It is very clear that agricultural practices have indeed changed, and we really need to accompany and guide this movement with sustainable and environmentally sound agricultural practices. We’re very sensitive about this subject. The idea is not necessarily to replant sugar cane, but for us to base ourselves on a more comprehensive sustainable development logic. We are convinced that a wider reflection is necessary, and that we must think of our environmental impact in the broadest possible way, and thus beyond the mere cultivation of sugar cane.

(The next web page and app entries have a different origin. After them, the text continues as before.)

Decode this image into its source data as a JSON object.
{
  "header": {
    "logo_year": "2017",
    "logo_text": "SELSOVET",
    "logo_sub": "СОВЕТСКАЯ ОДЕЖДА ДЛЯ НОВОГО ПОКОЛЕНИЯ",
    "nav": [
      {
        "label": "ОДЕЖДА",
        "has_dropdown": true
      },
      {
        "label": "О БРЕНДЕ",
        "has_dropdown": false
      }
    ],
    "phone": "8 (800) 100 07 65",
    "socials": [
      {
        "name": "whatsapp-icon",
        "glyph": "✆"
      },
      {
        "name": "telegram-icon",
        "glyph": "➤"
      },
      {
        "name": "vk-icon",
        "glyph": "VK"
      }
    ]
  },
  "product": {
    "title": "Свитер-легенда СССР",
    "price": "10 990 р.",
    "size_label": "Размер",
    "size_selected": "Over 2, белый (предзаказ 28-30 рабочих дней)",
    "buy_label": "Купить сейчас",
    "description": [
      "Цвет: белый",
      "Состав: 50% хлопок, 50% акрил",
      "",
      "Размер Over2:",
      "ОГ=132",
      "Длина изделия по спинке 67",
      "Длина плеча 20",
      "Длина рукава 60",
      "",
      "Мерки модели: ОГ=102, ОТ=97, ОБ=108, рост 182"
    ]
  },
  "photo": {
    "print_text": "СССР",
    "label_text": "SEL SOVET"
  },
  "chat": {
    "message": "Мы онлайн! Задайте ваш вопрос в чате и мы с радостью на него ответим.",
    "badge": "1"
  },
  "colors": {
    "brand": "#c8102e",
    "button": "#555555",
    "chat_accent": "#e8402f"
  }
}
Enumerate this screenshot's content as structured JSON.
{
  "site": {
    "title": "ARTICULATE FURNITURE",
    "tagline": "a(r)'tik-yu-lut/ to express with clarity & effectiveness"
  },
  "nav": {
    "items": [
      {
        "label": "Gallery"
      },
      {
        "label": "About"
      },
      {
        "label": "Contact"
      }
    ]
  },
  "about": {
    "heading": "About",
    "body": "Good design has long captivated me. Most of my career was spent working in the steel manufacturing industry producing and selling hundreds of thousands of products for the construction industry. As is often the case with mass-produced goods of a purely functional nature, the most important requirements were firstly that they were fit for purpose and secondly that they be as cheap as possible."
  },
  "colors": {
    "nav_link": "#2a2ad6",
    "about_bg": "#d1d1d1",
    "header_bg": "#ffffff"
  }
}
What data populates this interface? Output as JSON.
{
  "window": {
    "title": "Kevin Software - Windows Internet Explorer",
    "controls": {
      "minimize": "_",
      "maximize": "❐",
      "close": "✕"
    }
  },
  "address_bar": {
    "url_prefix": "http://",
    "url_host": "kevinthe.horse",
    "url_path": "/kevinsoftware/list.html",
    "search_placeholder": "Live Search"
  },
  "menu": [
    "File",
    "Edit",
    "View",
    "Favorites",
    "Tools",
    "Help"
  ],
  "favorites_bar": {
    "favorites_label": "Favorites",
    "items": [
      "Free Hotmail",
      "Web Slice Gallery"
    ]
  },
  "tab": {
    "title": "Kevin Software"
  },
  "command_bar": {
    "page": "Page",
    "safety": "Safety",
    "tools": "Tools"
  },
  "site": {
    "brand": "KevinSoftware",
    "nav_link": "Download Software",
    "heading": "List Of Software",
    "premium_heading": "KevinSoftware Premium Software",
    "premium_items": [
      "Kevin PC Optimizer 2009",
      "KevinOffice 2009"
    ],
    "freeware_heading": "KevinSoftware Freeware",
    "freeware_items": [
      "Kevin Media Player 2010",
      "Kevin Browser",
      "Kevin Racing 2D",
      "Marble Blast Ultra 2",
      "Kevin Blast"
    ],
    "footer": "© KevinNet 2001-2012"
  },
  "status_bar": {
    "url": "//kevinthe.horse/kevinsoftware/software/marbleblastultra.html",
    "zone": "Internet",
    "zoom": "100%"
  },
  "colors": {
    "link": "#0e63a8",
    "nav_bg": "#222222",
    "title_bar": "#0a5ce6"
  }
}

For example, on our 143 ha plantation, we are implementing a new method which allows us to reduce our water consumption by collecting rainwater, thereby optimizing irrigation on our plantation. We have also introduced the notion of crop rotation; we know that crop rotation is essential for soil fertility and allows the earth to regenerate itself. Therefore, our plantation also cultivates mangoes and sweet potatoes, pomegranates and coconuts. With Emmanuel Bourguignon, we talk about biodiversity and how to enrich soils naturally, without any fertilizers. That is his mission.
We have introduced beehives, sheep, etc. on our plantation. We have also planted fruit trees (pomegranate, soursop, plum, java plum, breadfruit trees…) as well as native species such as mahogany, peacock flower etc. Our long-term vision is to have a certified organic plantation with a great diversity of flora and fauna. This diversity also reduces soil erosion, and ultimately ensures better soil quality.
As you can see, we are paying very close attention to the biodiversity of our plantation. Mount Gay has existed for over 300 years thanks to the richness of our soil. We are very aware of its fragility. We are the guarantors for future generations, and it is our responsibility to preserve it if we are to ensure our existence for the next 300 years!
Ritual question for multi-centurial brands: Where do you think Mount Gay will be in 300 years?
I just anticipated your question! Indeed, when you have 300 years of history, you see things through the lens of the very long term, and this very long term is something that we never want to stray from, that we absolutely want to respect. For us, our work vision is to see the future over the very long term. Whether that be the supply of high-quality raw materials, or protecting the land and biodiversity of our plantation.